Author: Ian Gough Date: 12 November 2012 Other publication/report
Our Research Catalogue contains grants and outputs data up to the end of April 2014. Records will no longer be updated after this date.
Climate change and social policy: Rethinking the political economy of the welfare state
- Start date: 01 October 2009
- End date: 30 December 2011
In the 21st century mature welfare states are faced with two novel challenges: climate change and the fallout from the 2008 economic crisis. Climate change is an egregious threat requiring huge carbon reduction programmes that will challenge the goals and resources taken for granted by traditional social policy.
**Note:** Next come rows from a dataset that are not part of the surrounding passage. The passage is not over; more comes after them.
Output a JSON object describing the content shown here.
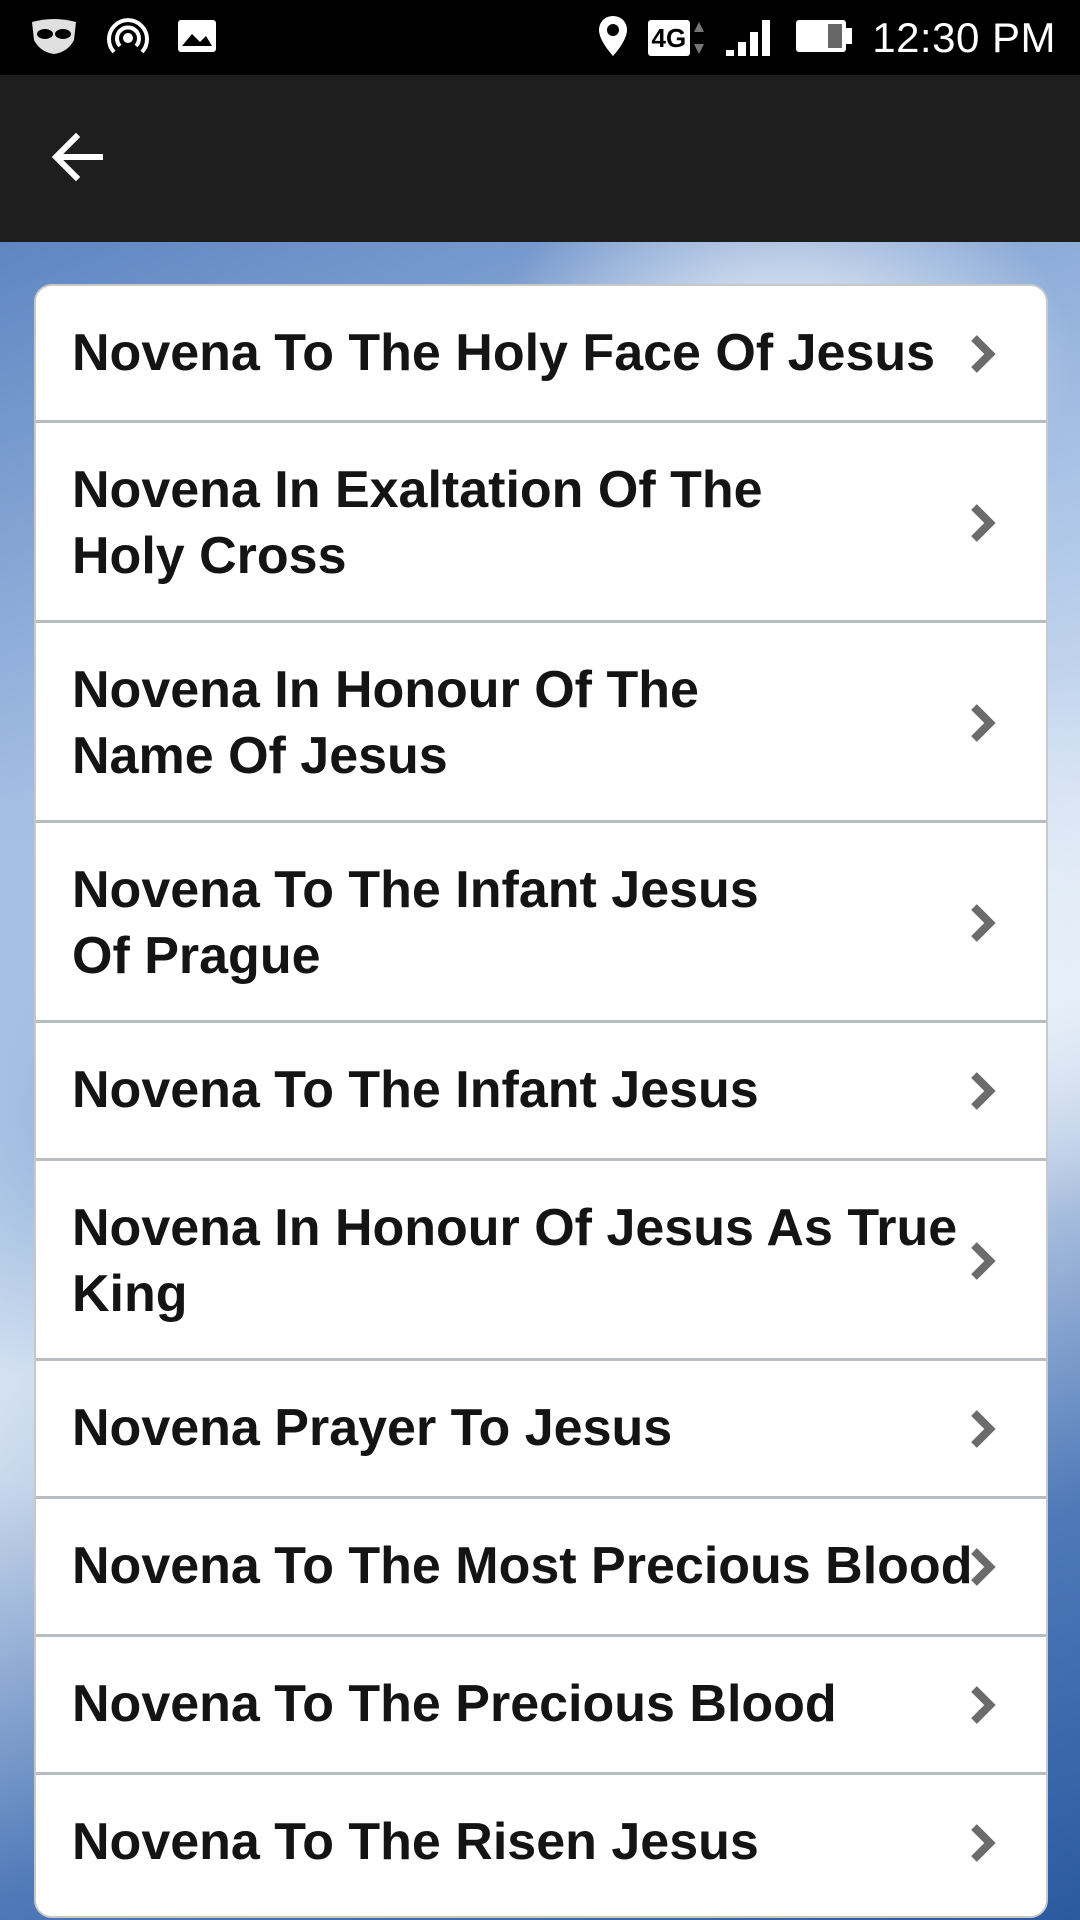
{
  "status_bar": {
    "time": "12:30 PM",
    "network": "4G",
    "icons": [
      "mask-icon",
      "hotspot-icon",
      "image-icon",
      "location-icon",
      "network-4g-icon",
      "signal-icon",
      "battery-icon"
    ]
  },
  "app_bar": {
    "back_icon": "arrow-left-icon"
  },
  "novenas": [
    {
      "label": "Novena To The Holy Face Of Jesus"
    },
    {
      "label": "Novena In Exaltation Of The Holy Cross"
    },
    {
      "label": "Novena In Honour Of The Name Of Jesus"
    },
    {
      "label": "Novena To The Infant Jesus Of Prague"
    },
    {
      "label": "Novena To The Infant Jesus"
    },
    {
      "label": "Novena In Honour Of Jesus As True King"
    },
    {
      "label": "Novena Prayer To Jesus"
    },
    {
      "label": "Novena To The Most Precious Blood"
    },
    {
      "label": "Novena To The Precious Blood"
    },
    {
      "label": "Novena To The Risen Jesus"
    }
  ],
  "item_icon": "chevron-right-icon",
  "colors": {
    "status_bar": "#000000",
    "app_bar": "#1e1e1e",
    "item_text": "#141414",
    "divider": "#b9bdc2"
  }
}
Yet its implications for Western welfare states are hardly discussed. The 2008 economic crisis is a more immediate challenge, marking the end of a period of finance-dominated capitalism and debt-driven growth with similarly drastic implications for social policy.
This research will address these two challenges. It will use a political economy framework focussed on Britain and the OECD. An integrated set of income, social and carbon accounts will be constructed and used to chart the implications for social policy of:
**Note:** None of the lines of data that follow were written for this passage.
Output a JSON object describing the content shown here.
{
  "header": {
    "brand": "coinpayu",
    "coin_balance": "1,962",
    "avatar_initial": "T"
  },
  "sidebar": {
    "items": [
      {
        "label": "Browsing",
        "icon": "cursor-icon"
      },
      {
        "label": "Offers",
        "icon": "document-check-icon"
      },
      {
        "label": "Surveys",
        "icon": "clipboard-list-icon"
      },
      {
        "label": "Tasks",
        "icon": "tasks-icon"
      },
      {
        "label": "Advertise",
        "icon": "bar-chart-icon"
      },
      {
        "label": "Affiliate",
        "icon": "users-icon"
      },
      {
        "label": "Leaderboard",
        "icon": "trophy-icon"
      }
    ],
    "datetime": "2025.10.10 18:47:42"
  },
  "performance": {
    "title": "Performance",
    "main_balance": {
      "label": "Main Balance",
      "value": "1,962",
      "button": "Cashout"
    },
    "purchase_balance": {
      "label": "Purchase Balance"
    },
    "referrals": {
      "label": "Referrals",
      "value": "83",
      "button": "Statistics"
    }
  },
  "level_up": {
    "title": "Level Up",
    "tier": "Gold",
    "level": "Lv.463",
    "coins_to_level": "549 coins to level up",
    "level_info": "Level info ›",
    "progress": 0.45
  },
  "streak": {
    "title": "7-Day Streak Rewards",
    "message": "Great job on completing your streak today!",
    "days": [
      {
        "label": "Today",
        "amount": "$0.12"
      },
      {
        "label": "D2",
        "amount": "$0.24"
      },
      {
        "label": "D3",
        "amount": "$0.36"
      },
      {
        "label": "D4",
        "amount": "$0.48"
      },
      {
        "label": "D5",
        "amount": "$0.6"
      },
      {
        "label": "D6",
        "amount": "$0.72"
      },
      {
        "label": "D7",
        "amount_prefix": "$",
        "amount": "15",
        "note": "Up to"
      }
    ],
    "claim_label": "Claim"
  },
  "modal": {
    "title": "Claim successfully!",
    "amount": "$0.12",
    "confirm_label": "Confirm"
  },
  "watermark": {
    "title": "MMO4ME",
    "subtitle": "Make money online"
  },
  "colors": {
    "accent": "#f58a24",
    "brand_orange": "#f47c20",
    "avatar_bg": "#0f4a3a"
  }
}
- the effect of climate change on resources and wellbeing,
- the direct effect of climate change policies such as new carbon taxes,
- the impact of the economic crisis on government finances.
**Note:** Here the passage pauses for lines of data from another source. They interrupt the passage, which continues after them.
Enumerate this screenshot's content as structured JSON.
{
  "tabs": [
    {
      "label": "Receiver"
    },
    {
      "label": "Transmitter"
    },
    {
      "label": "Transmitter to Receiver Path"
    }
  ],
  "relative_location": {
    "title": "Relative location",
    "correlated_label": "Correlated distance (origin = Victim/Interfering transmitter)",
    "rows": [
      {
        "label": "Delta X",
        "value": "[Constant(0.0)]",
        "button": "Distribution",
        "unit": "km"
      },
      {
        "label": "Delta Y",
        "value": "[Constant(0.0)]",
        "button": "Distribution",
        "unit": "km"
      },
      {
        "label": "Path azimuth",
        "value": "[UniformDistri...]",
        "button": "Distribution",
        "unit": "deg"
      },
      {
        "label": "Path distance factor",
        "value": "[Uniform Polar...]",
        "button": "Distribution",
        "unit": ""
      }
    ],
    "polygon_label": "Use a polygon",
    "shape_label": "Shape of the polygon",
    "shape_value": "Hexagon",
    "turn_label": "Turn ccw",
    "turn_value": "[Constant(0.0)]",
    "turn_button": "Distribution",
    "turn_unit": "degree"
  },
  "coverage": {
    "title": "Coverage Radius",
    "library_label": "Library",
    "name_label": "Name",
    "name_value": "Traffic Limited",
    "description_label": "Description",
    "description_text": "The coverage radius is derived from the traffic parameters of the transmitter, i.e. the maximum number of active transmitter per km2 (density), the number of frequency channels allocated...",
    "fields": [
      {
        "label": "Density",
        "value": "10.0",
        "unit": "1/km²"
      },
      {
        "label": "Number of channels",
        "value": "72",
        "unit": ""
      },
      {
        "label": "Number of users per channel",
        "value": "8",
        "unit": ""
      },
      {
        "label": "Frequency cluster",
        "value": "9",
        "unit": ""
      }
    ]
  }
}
It will also consider how social policies and climate change policies can work together to enhance sustainable wellbeing. The goal would be a new book, Climate change and social policy: A new political economy of the welfare state.
Author: Ian Gough Date: 07 March 2012 Journal article
Author: Ian Gough Date: 07 March 2012 Book chapter
Author: Ian Gough Date: 28 July 2011 Journal article
Author: Ian Gough Date: 28 July 2011 Book
Author: Ian Gough Date: 22 July 2011 Occasional paper
Author: Sam Marden Date: 14 June 2011 Occasional paper
Creator: Ian Gough Date: 04 January 2011 Seminar/workshop
Author: Ian Gough Date: 04 January 2011 Conference paper/presentation
Author: Ian Gough Date: 04 January 2011 Journal article